- _Data about app and page elements_:
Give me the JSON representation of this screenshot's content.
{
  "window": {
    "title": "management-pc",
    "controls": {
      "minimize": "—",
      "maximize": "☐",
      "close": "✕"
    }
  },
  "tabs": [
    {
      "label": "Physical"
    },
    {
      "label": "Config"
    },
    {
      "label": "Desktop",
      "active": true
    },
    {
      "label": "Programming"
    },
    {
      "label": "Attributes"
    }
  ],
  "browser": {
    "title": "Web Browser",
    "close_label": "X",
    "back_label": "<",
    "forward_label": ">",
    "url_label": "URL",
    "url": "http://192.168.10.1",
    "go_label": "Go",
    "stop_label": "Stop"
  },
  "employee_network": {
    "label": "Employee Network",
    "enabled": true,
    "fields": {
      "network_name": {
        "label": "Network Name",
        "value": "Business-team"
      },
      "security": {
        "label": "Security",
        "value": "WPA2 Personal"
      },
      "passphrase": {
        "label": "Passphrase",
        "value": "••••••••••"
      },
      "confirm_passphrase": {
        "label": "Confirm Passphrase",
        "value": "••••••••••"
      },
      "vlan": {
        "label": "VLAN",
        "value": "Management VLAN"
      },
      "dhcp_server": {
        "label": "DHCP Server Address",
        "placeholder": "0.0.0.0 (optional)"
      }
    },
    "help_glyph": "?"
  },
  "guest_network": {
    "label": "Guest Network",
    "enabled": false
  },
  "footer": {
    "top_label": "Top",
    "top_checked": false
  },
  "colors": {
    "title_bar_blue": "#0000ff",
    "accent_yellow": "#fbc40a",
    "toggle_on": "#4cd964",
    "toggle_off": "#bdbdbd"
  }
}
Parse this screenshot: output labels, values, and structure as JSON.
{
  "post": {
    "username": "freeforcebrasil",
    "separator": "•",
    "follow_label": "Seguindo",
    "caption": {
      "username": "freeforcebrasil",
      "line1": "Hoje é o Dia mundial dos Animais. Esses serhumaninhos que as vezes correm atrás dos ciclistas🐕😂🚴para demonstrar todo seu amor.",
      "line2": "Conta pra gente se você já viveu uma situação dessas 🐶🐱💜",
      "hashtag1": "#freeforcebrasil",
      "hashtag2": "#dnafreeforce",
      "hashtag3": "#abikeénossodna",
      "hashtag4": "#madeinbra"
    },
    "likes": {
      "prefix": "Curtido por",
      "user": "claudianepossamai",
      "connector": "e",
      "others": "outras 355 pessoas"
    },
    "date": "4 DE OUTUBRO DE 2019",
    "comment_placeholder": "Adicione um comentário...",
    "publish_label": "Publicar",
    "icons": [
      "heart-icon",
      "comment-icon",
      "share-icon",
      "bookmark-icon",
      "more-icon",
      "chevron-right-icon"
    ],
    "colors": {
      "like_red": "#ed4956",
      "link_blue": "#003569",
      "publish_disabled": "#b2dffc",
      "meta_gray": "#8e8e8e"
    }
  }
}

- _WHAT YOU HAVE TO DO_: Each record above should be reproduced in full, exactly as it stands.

- _PROBLEM SOLUTION_:
Give me the JSON representation of this screenshot's content.
{
  "window": {
    "title": "management-pc",
    "controls": {
      "minimize": "—",
      "maximize": "☐",
      "close": "✕"
    }
  },
  "tabs": [
    {
      "label": "Physical"
    },
    {
      "label": "Config"
    },
    {
      "label": "Desktop",
      "active": true
    },
    {
      "label": "Programming"
    },
    {
      "label": "Attributes"
    }
  ],
  "browser": {
    "title": "Web Browser",
    "close_label": "X",
    "back_label": "<",
    "forward_label": ">",
    "url_label": "URL",
    "url": "http://192.168.10.1",
    "go_label": "Go",
    "stop_label": "Stop"
  },
  "employee_network": {
    "label": "Employee Network",
    "enabled": true,
    "fields": {
      "network_name": {
        "label": "Network Name",
        "value": "Business-team"
      },
      "security": {
        "label": "Security",
        "value": "WPA2 Personal"
      },
      "passphrase": {
        "label": "Passphrase",
        "value": "••••••••••"
      },
      "confirm_passphrase": {
        "label": "Confirm Passphrase",
        "value": "••••••••••"
      },
      "vlan": {
        "label": "VLAN",
        "value": "Management VLAN"
      },
      "dhcp_server": {
        "label": "DHCP Server Address",
        "placeholder": "0.0.0.0 (optional)"
      }
    },
    "help_glyph": "?"
  },
  "guest_network": {
    "label": "Guest Network",
    "enabled": false
  },
  "footer": {
    "top_label": "Top",
    "top_checked": false
  },
  "colors": {
    "title_bar_blue": "#0000ff",
    "accent_yellow": "#fbc40a",
    "toggle_on": "#4cd964",
    "toggle_off": "#bdbdbd"
  }
}
Parse this screenshot: output labels, values, and structure as JSON.
{
  "post": {
    "username": "freeforcebrasil",
    "separator": "•",
    "follow_label": "Seguindo",
    "caption": {
      "username": "freeforcebrasil",
      "line1": "Hoje é o Dia mundial dos Animais. Esses serhumaninhos que as vezes correm atrás dos ciclistas🐕😂🚴para demonstrar todo seu amor.",
      "line2": "Conta pra gente se você já viveu uma situação dessas 🐶🐱💜",
      "hashtag1": "#freeforcebrasil",
      "hashtag2": "#dnafreeforce",
      "hashtag3": "#abikeénossodna",
      "hashtag4": "#madeinbra"
    },
    "likes": {
      "prefix": "Curtido por",
      "user": "claudianepossamai",
      "connector": "e",
      "others": "outras 355 pessoas"
    },
    "date": "4 DE OUTUBRO DE 2019",
    "comment_placeholder": "Adicione um comentário...",
    "publish_label": "Publicar",
    "icons": [
      "heart-icon",
      "comment-icon",
      "share-icon",
      "bookmark-icon",
      "more-icon",
      "chevron-right-icon"
    ],
    "colors": {
      "like_red": "#ed4956",
      "link_blue": "#003569",
      "publish_disabled": "#b2dffc",
      "meta_gray": "#8e8e8e"
    }
  }
}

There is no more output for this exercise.